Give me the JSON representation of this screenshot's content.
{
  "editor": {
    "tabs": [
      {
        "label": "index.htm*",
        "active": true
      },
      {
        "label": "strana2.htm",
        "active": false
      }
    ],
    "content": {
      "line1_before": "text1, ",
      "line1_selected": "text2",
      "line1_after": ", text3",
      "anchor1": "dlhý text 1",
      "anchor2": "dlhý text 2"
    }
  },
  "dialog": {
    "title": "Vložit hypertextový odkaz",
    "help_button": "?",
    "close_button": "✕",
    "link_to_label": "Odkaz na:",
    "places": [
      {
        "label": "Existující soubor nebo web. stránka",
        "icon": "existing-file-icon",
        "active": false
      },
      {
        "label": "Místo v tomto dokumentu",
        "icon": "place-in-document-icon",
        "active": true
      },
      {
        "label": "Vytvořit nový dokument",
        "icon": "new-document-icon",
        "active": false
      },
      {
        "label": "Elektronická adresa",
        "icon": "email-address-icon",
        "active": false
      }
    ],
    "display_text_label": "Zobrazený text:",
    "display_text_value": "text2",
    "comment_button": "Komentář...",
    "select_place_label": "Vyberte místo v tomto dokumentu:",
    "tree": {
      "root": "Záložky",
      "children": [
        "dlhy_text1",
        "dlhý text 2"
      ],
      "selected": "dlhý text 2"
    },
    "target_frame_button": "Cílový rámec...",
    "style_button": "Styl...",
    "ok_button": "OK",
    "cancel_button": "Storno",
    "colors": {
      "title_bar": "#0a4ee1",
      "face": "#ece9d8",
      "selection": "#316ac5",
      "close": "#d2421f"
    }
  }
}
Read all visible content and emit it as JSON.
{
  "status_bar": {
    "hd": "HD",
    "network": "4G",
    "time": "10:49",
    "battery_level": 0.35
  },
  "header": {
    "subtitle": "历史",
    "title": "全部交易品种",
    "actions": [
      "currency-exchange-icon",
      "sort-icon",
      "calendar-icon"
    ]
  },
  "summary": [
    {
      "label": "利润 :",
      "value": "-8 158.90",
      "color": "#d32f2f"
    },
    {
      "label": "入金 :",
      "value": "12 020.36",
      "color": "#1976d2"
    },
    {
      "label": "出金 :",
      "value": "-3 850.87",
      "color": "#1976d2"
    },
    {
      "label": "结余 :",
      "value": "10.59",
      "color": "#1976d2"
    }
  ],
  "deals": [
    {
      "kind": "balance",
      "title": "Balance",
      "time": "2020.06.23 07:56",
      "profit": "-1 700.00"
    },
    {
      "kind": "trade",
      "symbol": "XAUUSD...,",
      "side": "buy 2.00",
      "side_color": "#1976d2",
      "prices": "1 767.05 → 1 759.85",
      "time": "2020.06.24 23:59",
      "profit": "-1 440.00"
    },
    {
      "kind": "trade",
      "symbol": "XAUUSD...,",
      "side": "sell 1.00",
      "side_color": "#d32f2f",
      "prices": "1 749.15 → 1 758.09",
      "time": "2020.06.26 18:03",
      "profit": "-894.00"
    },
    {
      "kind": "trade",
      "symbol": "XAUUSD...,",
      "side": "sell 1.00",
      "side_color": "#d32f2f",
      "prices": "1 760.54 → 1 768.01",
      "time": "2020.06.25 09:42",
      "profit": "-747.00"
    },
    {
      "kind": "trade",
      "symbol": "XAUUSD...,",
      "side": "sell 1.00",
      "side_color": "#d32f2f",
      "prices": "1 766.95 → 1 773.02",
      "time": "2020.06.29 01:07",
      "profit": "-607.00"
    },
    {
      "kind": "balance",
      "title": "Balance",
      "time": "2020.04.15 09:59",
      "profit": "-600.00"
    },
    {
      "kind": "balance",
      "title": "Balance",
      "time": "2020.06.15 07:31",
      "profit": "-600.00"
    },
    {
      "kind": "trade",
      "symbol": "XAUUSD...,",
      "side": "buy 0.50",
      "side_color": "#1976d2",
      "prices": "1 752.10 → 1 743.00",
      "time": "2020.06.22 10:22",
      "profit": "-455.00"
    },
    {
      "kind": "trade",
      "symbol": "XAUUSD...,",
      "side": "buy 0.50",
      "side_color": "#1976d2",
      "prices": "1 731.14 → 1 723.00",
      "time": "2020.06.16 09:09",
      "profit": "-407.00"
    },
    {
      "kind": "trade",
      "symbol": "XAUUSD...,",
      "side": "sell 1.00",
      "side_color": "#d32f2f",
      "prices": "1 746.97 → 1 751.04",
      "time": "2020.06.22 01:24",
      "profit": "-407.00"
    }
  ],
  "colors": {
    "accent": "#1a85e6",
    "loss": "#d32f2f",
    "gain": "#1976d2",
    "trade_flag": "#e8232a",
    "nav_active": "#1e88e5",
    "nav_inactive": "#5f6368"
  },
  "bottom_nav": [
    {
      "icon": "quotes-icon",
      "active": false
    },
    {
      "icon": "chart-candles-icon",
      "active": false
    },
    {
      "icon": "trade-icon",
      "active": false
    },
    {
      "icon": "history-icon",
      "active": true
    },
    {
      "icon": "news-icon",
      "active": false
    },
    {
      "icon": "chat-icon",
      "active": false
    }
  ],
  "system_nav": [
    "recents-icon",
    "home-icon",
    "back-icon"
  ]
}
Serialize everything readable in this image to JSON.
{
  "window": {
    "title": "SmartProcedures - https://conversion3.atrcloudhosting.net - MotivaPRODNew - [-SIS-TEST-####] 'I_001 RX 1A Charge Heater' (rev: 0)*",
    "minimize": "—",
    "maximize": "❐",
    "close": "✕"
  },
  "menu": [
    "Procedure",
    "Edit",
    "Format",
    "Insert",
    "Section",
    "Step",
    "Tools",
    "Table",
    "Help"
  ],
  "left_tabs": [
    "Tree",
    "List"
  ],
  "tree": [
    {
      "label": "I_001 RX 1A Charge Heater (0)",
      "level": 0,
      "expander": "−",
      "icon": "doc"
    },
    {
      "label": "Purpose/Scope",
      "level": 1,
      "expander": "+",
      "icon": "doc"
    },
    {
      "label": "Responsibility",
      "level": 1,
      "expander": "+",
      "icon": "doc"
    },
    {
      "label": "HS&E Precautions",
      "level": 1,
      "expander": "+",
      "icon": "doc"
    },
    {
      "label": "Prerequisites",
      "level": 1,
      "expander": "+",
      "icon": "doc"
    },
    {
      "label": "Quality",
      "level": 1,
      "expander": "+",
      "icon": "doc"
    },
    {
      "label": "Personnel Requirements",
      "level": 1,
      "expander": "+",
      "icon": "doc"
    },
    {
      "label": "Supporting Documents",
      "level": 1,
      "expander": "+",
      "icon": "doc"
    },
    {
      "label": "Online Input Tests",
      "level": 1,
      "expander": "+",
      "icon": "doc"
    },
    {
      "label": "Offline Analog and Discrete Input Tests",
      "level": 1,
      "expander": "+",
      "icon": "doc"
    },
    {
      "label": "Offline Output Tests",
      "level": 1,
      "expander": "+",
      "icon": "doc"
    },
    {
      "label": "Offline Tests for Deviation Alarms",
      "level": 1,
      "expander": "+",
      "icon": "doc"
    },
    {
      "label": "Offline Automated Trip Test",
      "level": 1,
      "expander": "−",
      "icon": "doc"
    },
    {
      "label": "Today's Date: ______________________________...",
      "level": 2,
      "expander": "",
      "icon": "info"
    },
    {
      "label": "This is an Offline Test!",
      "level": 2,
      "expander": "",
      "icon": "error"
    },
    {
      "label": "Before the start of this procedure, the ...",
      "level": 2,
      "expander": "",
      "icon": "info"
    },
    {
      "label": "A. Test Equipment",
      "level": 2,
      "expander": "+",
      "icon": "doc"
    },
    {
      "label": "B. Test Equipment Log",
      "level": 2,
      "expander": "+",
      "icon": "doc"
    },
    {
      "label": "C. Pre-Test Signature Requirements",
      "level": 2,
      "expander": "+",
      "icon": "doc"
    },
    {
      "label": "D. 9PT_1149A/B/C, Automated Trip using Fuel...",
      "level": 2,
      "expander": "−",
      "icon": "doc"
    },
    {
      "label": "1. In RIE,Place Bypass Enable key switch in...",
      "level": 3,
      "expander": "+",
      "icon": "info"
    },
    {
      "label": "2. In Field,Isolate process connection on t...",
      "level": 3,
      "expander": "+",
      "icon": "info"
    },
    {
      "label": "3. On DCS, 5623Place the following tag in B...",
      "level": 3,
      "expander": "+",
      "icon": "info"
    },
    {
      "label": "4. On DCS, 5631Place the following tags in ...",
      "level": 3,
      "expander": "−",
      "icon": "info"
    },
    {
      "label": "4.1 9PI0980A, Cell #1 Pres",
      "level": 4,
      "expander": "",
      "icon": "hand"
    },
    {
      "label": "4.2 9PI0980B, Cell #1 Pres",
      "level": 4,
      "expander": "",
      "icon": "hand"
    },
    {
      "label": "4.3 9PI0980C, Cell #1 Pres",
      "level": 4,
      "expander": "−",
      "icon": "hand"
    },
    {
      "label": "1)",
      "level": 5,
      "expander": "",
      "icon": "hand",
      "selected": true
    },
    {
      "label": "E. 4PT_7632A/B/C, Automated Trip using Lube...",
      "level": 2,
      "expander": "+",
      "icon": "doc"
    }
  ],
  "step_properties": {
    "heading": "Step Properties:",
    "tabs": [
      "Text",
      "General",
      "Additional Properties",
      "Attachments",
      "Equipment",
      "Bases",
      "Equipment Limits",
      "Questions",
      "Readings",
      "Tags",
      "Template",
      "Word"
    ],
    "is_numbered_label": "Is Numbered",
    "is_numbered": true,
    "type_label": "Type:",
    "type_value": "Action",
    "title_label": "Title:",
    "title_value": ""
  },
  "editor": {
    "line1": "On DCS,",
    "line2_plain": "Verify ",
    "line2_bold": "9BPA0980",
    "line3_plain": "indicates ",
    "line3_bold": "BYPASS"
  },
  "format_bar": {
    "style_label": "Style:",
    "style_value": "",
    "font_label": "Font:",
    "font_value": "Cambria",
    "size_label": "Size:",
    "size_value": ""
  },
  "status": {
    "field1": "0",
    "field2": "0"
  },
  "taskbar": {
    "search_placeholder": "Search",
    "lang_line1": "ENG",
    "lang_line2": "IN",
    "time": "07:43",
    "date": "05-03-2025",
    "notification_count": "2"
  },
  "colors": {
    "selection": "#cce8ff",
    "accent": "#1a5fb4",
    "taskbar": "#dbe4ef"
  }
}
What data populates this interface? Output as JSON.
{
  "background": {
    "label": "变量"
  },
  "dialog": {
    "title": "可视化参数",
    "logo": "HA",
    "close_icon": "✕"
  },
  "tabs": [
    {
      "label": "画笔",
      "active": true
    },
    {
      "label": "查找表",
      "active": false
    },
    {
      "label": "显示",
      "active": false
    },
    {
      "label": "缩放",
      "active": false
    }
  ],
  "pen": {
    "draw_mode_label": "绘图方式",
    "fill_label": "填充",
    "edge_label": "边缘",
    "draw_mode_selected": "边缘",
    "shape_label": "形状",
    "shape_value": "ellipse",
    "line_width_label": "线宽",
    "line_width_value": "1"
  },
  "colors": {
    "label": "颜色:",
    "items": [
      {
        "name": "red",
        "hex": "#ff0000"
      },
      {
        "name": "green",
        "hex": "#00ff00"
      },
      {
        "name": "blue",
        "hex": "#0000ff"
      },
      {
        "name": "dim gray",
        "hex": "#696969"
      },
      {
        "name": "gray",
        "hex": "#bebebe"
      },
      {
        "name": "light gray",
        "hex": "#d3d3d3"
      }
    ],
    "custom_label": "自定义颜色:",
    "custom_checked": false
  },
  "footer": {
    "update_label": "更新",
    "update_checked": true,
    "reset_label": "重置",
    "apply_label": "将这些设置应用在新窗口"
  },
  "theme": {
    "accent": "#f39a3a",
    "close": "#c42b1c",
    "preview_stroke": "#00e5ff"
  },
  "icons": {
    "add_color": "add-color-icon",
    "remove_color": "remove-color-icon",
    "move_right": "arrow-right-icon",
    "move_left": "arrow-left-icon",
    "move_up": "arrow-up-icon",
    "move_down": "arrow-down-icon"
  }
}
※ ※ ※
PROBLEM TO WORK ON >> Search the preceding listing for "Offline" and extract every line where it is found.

ANSWER TO THE PROBLEM >>
      "label": "Offline Analog and Discrete Input Tests",
      "label": "Offline Output Tests",
      "label": "Offline Tests for Deviation Alarms",
      "label": "Offline Automated Trip Test",
      "label": "This is an Offline Test!",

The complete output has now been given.